* ASSIGNMENT
Report every line in the records below that holds the word "title".

* Website and app data records
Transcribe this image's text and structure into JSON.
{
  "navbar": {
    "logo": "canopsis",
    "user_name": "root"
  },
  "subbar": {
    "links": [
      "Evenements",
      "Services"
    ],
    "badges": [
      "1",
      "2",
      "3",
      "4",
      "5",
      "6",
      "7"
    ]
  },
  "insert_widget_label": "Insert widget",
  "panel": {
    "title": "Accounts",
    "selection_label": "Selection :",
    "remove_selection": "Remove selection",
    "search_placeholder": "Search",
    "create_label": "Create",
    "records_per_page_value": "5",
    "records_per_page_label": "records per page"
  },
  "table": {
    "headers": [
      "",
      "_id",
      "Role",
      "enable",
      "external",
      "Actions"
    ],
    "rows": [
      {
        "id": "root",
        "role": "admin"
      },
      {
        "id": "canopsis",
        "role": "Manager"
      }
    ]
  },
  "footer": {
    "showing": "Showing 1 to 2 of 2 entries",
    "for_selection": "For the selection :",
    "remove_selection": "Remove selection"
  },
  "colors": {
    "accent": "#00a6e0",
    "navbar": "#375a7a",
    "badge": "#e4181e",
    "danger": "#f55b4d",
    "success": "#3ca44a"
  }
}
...
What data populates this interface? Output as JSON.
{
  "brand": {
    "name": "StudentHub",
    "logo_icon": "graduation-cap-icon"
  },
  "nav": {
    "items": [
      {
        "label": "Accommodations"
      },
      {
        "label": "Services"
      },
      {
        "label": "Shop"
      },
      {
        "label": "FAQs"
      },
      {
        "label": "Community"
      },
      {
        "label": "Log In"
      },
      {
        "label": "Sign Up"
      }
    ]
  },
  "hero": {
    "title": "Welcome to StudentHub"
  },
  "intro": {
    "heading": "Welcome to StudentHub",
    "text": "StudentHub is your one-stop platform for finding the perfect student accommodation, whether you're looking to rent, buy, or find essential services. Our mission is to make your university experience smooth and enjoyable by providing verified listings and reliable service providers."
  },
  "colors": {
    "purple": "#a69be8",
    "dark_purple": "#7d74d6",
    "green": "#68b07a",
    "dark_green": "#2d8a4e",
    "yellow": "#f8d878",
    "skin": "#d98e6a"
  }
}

* ANSWER
    "title": "Accounts",
    "title": "Welcome to StudentHub"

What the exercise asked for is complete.